An overview of abstraction in General.
This article is an introduction to abstraction in general. It has been written for a larger audience and does not require any prior knowledge of computer science. Everyday life examples are used to allow the content to be understandable by as many people as possible.
This isn’t my usual hands-on guide on how to get a specific thing done in web development, it is rather just a presentation of a fascinating concept that provides lots of benefits we’ll explore.
The content presented here applies to several sciences other than software engineering. This being said, fasten your belt and let’s get started.
What is abstraction?
Abstraction can be defined as the process of hiding the complexity of a system by providing an interface that eases its manipulation.
It is such an important term in the computer world and it applies to many domains of our everyday life.
As an example, the device in your hand uses a form of abstraction.
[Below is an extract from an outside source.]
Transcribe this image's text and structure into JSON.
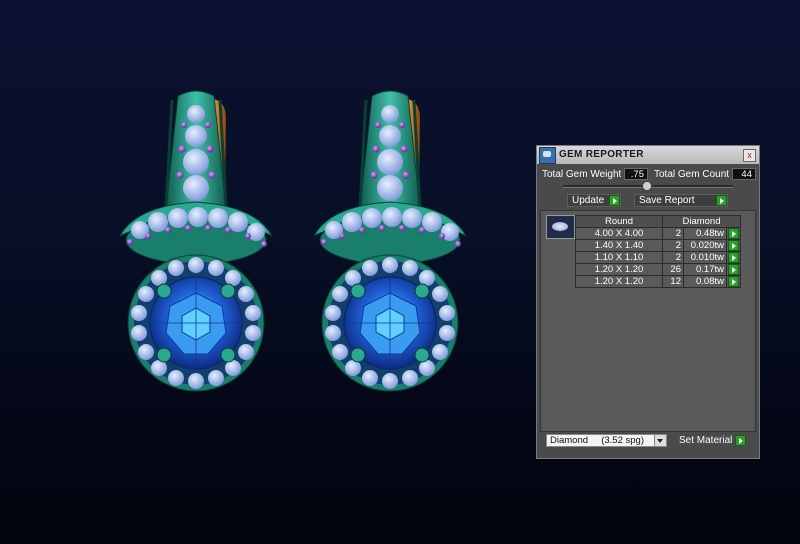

Your interaction with the very complex underlying hardware is eased by the provision of a very intuitive interface comprised of icons, keyboard, touchscreen, mouse…
In fact, in the past, computers were operated through a finite set of commands on a dark and scary screen, Each was assigned to a specific task.
You had to remember the exact command in order to operate your computer.
The veteran among you will remember the MS-DOS command prompt.
As you can see, this was counter-intuitive to non-technical people and made it hard to get anything done.
The key here to bear in mind is “finite set of commands”. A question arising from this might be:
How can one perform an operation that is not listed in the finite set of instructions available?
Well, this is where composition comes in. The trick is to be able to create a set of atomic commands, which, if composed together, can perform a lot of new operations suited to users’ needs, as unpredictable as they can be.
This would suggest that an infinite amount of problems could be solved by CLEVERLY COMBINING a finite amount of already existing commands.
This is the principle abstraction, it composes the very limited set of available commands to produce more and more complex commands to fit custom use cases.
Assuming that commands offered only the possibility to copy and delete files; moving files would simply be the composition of copying files to the desired location then deleting them from their previous location: two fundamental operations composed to solve a specific problem at a higher level, a higher abstraction.
Remember from the above that interfaces aim at hiding complexity and easing manipulation.
User interfaces with mouse and keyboards saw the light of day to provide an intuitive means of communication between the user and the computer, by providing a layer of abstraction on top of the “scary dark screen” that could only understand textual commands.
A single click over an icon could be in fact equivalent to complex commands you had to perfectly recall from memory.
The whole complexity of the computer was hidden to the user who could now easily interact with visual artifacts.
Simple application in mathematics
Another example would be one with addition and subtraction, in fact, these are fundamental, atomic, and indivisible operations in Mathematics, in the sense that they cannot be broken down into smaller chunks of operations. With these two operations, only a limited set of problems could be solved.
The need for multiplication and division needs to be considered, a composition of our finite set of commands (addition & subtraction) is required.
A multiplication becomes nothing more than a set of successive additions; And division, well, a set of successive subtractions.
In this example, multiplication and division are higher abstractions of addition and subtraction respectively.
From this simplified analogy, you could abstract addition and subtraction for something completely different if the need ever arose.
The need for exponentiation arose and the latter was defined as a set of successive multiplications.
From the latter example, we can say that exponentiation is an abstraction of many multiplications which are abstractions of many additions.
Considering abstraction levels as steps of a ladder, we can say that addition comes at the bottom, multiplication in the middle, and exponentiation at the top. These are called levels of abstraction.
Every abstraction aims at hiding the complexity of the set of operations that compose it.
No sane individual would want to perform five to the hundredth power using only a series of raw additions. It would assuredly become non-manageable. We use abstraction to simplify our work. This saves us from the pain of reinventing the wheel.
The figure below shows how dangerous chemical manipulations can be to an untrained user. Abstraction is then used by providing a friendly and safe user interface through buttons…
If a discipline, for some reason, wishes to use an operation above exponentiation, it would proceed by building a step above exponentiation which is a step above multiplication, The latter is a step above addition.
In computer science
The more we abstract, the least “generic” the resulting operation becomes, the more “specific” it gets.
As a direct consequence, fundamental operations, listed in the finite set of instruction, by their low-level abstraction, have a greater scope of flexibility than higher-level operations.
This principle applies to computer science and every programming language comes with its own level of abstraction.
Higher abstraction can mean lower flexibility and lower abstraction higher flexibility. There are pros and cons with each abstraction level, but when benefits of higher abstraction far outweigh the cost, we abstract!
With the above being said, How does abstraction work in computer science? in programming languages? what set of atomic operations is available?
Well, this is a question for another article.
Found this article interesting? leave a comment and let me know how abstraction applies in your field of study and how you benefit from it.